“…Friends, so killed, cannot be saved from funerals. Buck Rogers, I realized, might know a second life, if I gave it to him. So I breathed in his mouth and, lo!, he sat up and talked and said, what?”Ray Bradbury, Zen in the Art of Writing
There are books that inform. There are books that entertain. There are books that motivate.
And there are books that catapult you from your perch1 to race in pursuit of passersby, tackling them to the ground to forcibly speed-read an entire chapter to their trembling ears.
In other words, these books are so powerful that they have a life of their own. This is obvious because they clearly have a reproductive cycle, as evidenced by them taking control of your frontal lobe to convey their literary DNA to other brains.
I mention this because I have recently come into possession of such a text2. I refer to Ray Bradbury’s Zen in the Art of Writing. It’s a collection of essays, or chapters, or meditations on the act of writing and the art of living.

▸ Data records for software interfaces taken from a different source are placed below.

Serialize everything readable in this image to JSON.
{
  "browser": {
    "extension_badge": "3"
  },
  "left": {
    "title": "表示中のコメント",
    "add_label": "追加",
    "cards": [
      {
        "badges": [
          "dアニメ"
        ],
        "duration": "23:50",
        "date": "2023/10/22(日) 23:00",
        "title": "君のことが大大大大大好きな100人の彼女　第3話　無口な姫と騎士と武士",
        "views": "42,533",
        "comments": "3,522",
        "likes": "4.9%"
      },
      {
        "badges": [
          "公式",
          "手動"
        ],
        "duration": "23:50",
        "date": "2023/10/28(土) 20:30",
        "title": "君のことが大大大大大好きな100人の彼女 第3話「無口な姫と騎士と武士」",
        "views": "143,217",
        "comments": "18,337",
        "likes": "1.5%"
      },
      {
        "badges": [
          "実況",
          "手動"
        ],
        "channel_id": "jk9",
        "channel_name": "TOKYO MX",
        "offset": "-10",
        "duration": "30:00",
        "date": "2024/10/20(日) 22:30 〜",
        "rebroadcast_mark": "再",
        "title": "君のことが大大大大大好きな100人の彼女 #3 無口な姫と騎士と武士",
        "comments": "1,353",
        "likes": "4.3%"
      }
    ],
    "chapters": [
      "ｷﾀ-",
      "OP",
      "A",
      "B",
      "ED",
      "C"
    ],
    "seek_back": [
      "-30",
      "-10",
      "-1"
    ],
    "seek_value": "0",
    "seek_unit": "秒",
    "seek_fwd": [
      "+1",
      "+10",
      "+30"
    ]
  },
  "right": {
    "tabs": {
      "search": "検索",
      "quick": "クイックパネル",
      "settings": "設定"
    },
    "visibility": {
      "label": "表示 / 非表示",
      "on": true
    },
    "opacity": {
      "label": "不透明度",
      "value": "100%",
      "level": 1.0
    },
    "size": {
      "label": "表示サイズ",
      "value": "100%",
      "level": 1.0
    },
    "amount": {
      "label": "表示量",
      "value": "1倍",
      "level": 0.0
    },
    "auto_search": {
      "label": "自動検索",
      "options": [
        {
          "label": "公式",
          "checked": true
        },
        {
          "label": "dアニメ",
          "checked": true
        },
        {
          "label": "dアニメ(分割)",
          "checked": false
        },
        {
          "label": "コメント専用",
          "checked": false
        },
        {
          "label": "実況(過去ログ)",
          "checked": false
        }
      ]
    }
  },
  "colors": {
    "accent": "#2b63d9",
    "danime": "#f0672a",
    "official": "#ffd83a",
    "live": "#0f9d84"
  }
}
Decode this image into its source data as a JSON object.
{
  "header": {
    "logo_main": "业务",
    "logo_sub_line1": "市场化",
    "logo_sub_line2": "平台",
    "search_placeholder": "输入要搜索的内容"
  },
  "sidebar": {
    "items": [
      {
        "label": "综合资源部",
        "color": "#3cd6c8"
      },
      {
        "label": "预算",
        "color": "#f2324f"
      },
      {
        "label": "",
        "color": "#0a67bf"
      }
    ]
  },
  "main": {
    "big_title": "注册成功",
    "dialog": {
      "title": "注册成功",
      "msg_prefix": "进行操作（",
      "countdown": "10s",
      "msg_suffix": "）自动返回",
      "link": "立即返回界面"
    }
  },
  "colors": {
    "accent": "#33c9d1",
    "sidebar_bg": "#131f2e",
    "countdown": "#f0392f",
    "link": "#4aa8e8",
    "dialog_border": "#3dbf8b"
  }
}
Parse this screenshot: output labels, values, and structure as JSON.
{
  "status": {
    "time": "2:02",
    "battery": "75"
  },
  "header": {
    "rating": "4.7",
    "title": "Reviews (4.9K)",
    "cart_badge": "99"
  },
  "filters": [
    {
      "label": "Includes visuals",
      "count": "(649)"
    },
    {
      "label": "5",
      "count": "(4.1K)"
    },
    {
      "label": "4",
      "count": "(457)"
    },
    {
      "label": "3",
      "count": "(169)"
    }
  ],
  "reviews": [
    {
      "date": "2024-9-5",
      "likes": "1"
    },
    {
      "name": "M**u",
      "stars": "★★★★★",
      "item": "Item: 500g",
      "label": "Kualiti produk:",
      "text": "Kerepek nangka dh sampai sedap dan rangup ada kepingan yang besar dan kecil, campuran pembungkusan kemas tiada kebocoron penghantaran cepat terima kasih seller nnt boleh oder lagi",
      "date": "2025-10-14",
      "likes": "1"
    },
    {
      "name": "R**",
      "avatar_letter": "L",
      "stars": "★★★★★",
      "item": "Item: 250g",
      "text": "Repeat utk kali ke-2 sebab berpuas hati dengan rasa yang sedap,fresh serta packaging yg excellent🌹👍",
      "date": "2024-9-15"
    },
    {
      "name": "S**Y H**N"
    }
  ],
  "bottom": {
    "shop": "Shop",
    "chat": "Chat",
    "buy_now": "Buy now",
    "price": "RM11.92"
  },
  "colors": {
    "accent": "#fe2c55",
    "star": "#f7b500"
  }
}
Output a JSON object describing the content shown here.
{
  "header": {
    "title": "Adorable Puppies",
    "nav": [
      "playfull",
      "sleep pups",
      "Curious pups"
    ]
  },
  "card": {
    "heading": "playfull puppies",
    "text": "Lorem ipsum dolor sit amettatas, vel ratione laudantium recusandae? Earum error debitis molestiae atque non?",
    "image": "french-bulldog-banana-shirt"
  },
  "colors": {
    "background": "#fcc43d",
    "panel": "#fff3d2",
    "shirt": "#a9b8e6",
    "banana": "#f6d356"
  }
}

In many ways it’s classic Bradbury. His allusions and metaphors are all over the place. References to comics and carny-creepiness, check and check. Bradbury is a strange creature called “human,” with a skeleton inside and an angel on one shoulder; Lord knows what that is whispering in his other ear.
But there’s a contagion, a madness, and a hope that spills through each page and sentence. He’s seen what happens when life slips away. It doesn’t look very different from the space left when art slips away. Art and Life, the two of them, are beasts of a feather. We wouldn’t stop to listen if their voices didn’t echo each other, as well as a quiet third called Death.
They form a writer’s menagerie. Bradbury introduces us to them one by one like goats at a petting zoo. He guides us through with twelve chapters of tips on caring for these rare creatures – what they eat (poetry), where they live (the top of the stairs), and their ideal habitat (whatever you do, pretend to ignore them).
“And what, you ask, does writing teach us?
First and foremost, it reminds us that we are alive and that it is a gift and a privilege, not a right. We must earn life once it has been awarded us. Life asks for rewards back because it has favored us with animation.
So while our art cannot, as we wish it could, save us from wars, privation, envy, greed, old age, or death, it can revitalize us amidst it all.”Ray Bradbury, Zen in the Art of Writing
Now, I’d stay to tell you more, but Buck Rogers just saw another passersby – so I have to get my running shoes.
1 Chair, tree, rooftop, etc.
2 Or, you know, it’s come into possession of me. We’re still working out the details of the relationship.
Works Consulted is a series in which I share writers and writing whose words change brains. Please share any suggestions! In the meantime, here’s Works Consulted, vol. I.